PRESIDENT Emmerson Mnangagwa surprisingly turned up in neighbouring South Africa Thursday to attend an outreach meeting organised for African leaders by the BRICS group.
The group brings together five major emerging economies – Brazil, Russia, India, China and South Africa.
The Pretoria government’s department of international relations and cooperation (DIRCO) released a picture of Mnangagwa and the neighbouring country’s President Cyril Ramaphosa late Thursday afternoon.

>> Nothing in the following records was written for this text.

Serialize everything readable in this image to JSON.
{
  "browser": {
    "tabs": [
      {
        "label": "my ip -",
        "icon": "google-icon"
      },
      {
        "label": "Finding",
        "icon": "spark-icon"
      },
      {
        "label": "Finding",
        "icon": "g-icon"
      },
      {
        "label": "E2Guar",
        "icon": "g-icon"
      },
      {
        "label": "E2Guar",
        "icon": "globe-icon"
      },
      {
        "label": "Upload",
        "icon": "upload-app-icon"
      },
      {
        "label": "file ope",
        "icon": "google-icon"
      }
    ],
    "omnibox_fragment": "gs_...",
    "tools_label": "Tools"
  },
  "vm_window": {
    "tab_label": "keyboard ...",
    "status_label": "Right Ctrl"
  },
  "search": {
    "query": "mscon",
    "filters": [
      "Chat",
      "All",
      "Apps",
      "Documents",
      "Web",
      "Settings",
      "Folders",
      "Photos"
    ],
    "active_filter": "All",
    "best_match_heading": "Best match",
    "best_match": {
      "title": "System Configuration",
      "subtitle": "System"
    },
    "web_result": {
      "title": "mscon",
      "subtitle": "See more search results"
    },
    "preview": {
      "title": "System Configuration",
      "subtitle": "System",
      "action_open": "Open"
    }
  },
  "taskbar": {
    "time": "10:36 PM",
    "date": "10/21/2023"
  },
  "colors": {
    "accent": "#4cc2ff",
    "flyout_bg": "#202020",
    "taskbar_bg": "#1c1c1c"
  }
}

“#TBT President @CyrilRamaphosa welcomes South Africa’s neighbour, president of Zimbabwe, Mr @edmnangagwa to the #BRICS Africa Outreach Meeting which was attended by African Heads of State on the sidelines of @BRICS_10 #DIRCOOpenDay #KnowDIRCO,” said the caption accompanying the picture.
#TBT President @CyrilRamaphosa welcomes South Africa’s neighbour, president of Zimbabwe, Mr @edmnangagwa to the #BRICS Africa Outreach Meeting which was attended by African Heads of State on the sidelines of @BRICS_10 #DIRCOOpenDay #KnowDIRCO pic.twitter.com/uld05vt7q2
— DIRCO South Africa (@DIRCO_ZA) February 21, 2019
Ramaphosa has turned into a vital ally for Mnangagwa and recently joined Zimbabwe’s calls for western countries to remove sanctions imposed on the country’s leadership for human rights abuses.
The South African leader argues that Mnangagwa should be given a chance to implement his reform agenda.
Ramaphosa is expected in Harare for a State visit next month with talk of a possible bailout for Zimbabwe’s struggling economy a possibility although Mnangagwa has denied he has asked for financial help.
“We have asked for technical assistance and support not a bailout. We have not asked for a bailout from anyone,” Mnangagwa said last month.
South Africa’s Ambassador to Zimbabwe Mphakama Mbete confirmed Ramaphosa will be in Harare in the second week of March.
“President Ramaphosa is expected to arrive on March 11th and will do business the next day,” Mbete said.
Mnangagwa has sought to project himself as a reformer and declared Zimbabwe “open for business” in a re-engagement drive meant to return Zimbabwe to the international fold after years of frosty relations under former President Robert Mugabe.